Staff at the Hong Kong Jockey Club’s landmark Conghua training facility in mainland China have returned to work, one day after walking off the job due to a pay dispute.
Some stable assistants downed tools on Wednesday over perceived concerns the Jockey Club was attempting to change their rest-day arrangements. Demands were also made for a pay increase of 40 per cent.
Jockey Club officials have denied they were planning any such changes to their existing rest day agreements.
The strike did not affect all Conghua staff, with only some mafoos raising concerns. Those who went on strike believe they are significantly underpaid compared with their counterparts in Hong Kong.
Most Conghua stable staff are employed from the Guangdong area and many have little or no experience in horse racing.
In a statement, the Jockey Club confirmed the staff had returned to work on Thursday after agreeing to a review of their working conditions.
“The Hong Kong Jockey Club has held discussions with a number of stable assistants at Conghua Racecourse regarding employment conditions and has addressed their questions about their remuneration package and rest day arrangements,” the statement said.
“We have committed to conducting a review of their remuneration package against relevant market comparators.
“We have confirmed with them that there is no proposal to change their rest day arrangements. We are glad that our messages were well-received by the attending stable assistants and they have agreed to resume their work duties.”
The Jockey Club hopes to have the review completed in the coming weeks to avoid the issue dragging into next season.
The facility is the first of its kind in China, with no existing compensation and remuneration framework to work from, making the two parties’ differing views on certain agreements difficult to reconcile.

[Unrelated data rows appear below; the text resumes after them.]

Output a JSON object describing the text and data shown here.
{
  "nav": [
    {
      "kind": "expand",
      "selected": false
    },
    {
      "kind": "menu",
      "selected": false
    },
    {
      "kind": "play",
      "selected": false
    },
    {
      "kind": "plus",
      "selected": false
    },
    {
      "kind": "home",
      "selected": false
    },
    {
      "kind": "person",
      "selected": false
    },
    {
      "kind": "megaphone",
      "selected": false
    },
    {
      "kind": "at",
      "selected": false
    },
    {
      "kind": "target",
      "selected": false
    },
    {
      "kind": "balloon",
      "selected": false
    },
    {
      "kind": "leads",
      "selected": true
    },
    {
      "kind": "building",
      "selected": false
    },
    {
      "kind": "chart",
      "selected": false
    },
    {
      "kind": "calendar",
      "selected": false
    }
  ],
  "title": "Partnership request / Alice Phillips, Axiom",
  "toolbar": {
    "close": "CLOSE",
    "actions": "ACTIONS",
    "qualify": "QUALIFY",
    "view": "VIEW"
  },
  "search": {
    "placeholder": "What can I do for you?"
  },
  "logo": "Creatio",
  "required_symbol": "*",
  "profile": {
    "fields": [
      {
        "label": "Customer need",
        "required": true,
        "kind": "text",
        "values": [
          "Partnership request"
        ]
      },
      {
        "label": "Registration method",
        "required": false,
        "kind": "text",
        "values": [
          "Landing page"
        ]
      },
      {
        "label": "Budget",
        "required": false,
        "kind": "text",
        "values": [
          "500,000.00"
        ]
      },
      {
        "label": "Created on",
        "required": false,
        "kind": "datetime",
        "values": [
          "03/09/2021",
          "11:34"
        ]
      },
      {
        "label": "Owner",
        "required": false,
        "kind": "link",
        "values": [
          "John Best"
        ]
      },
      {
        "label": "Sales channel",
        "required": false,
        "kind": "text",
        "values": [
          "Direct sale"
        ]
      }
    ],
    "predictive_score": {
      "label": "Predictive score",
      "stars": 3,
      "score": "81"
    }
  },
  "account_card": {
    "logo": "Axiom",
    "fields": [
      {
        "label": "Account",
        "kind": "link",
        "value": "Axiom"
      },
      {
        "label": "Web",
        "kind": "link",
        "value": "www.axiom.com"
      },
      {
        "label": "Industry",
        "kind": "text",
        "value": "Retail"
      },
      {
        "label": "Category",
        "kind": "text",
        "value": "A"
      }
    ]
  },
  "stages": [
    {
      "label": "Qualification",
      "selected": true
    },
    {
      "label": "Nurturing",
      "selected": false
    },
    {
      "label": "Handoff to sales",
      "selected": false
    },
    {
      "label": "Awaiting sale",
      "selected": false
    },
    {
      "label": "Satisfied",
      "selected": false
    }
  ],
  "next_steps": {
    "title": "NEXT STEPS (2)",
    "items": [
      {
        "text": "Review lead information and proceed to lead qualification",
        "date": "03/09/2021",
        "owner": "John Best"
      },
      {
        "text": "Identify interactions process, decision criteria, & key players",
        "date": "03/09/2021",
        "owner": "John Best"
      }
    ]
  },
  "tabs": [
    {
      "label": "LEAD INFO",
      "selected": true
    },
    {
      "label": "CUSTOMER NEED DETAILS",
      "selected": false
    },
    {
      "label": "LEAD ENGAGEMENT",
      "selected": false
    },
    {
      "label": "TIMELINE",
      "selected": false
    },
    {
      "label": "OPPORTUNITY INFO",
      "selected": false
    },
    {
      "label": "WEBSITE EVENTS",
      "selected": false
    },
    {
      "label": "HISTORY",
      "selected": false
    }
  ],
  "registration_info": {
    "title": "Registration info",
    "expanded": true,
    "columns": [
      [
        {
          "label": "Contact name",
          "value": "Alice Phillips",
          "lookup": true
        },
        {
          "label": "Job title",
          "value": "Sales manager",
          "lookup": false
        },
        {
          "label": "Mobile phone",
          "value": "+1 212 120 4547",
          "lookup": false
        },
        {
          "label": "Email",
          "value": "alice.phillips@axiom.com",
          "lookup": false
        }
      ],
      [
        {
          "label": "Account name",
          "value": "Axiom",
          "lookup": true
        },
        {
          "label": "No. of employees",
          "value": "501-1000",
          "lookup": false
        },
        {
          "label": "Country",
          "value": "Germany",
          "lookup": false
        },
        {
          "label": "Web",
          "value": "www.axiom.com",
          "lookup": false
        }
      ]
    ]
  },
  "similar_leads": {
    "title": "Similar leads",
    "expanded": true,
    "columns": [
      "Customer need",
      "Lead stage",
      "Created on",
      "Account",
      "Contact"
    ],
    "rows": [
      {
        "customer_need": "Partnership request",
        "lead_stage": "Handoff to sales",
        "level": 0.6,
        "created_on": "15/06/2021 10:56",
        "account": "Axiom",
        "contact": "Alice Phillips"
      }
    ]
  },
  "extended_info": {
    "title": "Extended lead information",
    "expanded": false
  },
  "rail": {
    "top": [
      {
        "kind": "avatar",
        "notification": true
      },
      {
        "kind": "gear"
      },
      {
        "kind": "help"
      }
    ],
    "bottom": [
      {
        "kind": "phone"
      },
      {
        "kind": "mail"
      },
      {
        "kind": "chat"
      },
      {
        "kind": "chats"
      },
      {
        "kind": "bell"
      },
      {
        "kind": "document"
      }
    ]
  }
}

Hong Kong trainers with a Conghua stable expressed their relief on Wednesday night at the news of the review by the Jockey Club.